Noble said that in his two decades of watching energy legislation, he has not seen such a breakdown. In the end, only powerful interests, including utilities and big industries, ended up winning, he added.

One other energy winner at the Legislature was the biofuel industry — but in an agriculture bill separate from the energy-jobs measure. The Legislature created a new incentive for cellulosic biofuel, including fibrous parts of the corn kernel and the green part of the corn plant, as well as wood waste, grasses or even sugar beets. Renewable chemical producers also are eligible.

Great Plains Institute, a nonpartisan nonprofit, helped build consensus among environmentalists and the industry for the policy, which is similar to the assistance offered to early corn-ethanol plants in the 1990s.

Amanda Bilek, government affairs manager for the group, said the incentive is about 20 cents per gallon for cellulosic or corn-fiber ethanol and renewable chemicals, payable for 10 years. The $2 million appropriated for the biennium is enough to start one or two such ventures, she said. Eventually, the Legislature will be asked to appropriate additional amounts, she added.

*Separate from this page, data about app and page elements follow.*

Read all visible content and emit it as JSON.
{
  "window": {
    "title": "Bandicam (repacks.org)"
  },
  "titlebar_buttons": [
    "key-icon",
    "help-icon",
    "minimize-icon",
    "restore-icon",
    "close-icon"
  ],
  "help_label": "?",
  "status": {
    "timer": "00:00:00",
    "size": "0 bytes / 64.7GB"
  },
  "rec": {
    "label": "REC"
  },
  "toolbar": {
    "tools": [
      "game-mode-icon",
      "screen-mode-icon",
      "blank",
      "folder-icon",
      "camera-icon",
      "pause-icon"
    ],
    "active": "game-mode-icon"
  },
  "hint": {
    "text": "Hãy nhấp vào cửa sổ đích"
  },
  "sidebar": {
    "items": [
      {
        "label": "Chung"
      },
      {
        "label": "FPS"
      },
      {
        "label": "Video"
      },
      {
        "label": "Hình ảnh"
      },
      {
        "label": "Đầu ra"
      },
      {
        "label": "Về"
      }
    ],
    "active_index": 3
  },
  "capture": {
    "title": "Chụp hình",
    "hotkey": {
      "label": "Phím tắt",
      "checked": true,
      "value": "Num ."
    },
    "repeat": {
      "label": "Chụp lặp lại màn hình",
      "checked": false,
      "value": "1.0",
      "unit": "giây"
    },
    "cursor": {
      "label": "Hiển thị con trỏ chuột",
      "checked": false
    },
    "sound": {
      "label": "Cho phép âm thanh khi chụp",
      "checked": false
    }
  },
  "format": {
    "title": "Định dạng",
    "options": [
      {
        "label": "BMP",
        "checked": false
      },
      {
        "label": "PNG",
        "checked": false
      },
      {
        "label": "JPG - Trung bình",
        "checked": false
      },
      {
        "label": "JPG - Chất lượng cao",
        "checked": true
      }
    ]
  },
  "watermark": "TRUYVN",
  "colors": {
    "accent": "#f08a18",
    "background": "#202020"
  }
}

In the same bill, the Legislature approved $500,000 in grants to help fuel retailers upgrade their pumps and valves to sell E15, or gasoline blended with 15 percent ethanol. Most pumps dispense E10, the standard 10 percent blend. Few gas stations sell the higher blend.